▸ **What the exercise asks**
The answer must consist of every line in the data that contains "catest".

Exercise material below:

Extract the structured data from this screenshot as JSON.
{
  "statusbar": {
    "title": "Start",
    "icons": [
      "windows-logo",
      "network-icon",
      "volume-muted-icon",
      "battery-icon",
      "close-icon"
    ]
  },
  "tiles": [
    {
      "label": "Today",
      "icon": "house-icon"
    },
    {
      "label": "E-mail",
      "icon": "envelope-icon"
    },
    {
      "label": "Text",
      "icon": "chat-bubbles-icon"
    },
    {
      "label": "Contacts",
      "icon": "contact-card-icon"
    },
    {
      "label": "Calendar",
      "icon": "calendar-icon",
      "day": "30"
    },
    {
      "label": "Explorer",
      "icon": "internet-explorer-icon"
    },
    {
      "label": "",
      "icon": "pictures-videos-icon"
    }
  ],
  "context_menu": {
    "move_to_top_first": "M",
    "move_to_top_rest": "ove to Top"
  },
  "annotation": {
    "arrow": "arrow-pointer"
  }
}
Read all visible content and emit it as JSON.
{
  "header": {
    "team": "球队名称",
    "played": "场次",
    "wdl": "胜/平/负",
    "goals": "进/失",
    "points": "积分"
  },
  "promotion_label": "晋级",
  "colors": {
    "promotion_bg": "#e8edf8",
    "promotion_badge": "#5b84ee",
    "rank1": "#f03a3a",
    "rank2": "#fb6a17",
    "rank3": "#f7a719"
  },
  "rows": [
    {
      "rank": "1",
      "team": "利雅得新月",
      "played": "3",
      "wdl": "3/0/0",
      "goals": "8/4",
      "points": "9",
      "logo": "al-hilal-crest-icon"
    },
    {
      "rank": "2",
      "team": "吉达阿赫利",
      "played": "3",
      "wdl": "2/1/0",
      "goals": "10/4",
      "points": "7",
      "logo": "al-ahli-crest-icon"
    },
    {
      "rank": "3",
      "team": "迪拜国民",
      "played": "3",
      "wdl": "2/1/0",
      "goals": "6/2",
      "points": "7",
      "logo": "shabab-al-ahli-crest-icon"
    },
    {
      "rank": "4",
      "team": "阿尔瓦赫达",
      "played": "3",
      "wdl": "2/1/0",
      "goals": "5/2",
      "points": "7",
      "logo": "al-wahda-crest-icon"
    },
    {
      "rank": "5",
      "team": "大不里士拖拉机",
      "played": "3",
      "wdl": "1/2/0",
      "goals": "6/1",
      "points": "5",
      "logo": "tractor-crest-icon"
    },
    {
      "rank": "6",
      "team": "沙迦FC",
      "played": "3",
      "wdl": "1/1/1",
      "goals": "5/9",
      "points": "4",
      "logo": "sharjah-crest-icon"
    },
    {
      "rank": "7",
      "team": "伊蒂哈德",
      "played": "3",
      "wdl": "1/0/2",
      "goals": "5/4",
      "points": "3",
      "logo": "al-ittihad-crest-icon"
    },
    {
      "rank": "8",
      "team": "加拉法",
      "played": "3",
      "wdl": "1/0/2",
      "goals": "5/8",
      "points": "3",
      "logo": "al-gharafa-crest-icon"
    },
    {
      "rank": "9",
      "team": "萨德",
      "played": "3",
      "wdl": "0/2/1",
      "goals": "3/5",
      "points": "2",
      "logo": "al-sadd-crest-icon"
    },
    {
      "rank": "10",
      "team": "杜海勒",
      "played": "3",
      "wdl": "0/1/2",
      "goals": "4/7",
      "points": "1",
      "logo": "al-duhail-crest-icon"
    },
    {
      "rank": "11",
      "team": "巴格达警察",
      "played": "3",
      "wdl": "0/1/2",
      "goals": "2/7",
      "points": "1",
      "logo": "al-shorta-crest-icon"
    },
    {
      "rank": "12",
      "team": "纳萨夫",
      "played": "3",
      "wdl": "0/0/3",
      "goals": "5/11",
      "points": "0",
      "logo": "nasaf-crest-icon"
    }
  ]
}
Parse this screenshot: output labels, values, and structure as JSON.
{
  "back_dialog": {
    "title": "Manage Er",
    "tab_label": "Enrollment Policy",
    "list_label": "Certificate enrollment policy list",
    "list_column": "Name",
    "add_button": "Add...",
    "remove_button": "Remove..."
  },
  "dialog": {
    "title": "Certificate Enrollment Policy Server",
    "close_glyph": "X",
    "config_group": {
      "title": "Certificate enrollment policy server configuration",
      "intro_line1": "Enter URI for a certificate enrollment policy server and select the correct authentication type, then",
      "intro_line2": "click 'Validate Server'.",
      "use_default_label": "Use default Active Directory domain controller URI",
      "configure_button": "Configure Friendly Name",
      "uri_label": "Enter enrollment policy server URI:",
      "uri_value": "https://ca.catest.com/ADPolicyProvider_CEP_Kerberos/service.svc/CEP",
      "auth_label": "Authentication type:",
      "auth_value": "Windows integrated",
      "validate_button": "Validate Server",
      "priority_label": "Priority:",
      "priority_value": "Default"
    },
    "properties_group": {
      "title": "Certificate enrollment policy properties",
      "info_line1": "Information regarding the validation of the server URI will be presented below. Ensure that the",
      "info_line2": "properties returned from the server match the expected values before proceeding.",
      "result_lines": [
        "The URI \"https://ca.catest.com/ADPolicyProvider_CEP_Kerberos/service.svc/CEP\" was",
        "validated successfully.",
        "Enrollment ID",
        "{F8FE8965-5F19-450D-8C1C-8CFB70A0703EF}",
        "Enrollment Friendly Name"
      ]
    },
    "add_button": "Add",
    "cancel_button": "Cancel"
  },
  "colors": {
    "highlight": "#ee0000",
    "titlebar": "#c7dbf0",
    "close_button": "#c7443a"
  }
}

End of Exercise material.

▸ **Your response**
      "uri_value": "https://ca.catest.com/ADPolicyProvider_CEP_Kerberos/service.svc/CEP",
        "The URI \"https://ca.catest.com/ADPolicyProvider_CEP_Kerberos/service.svc/CEP\" was",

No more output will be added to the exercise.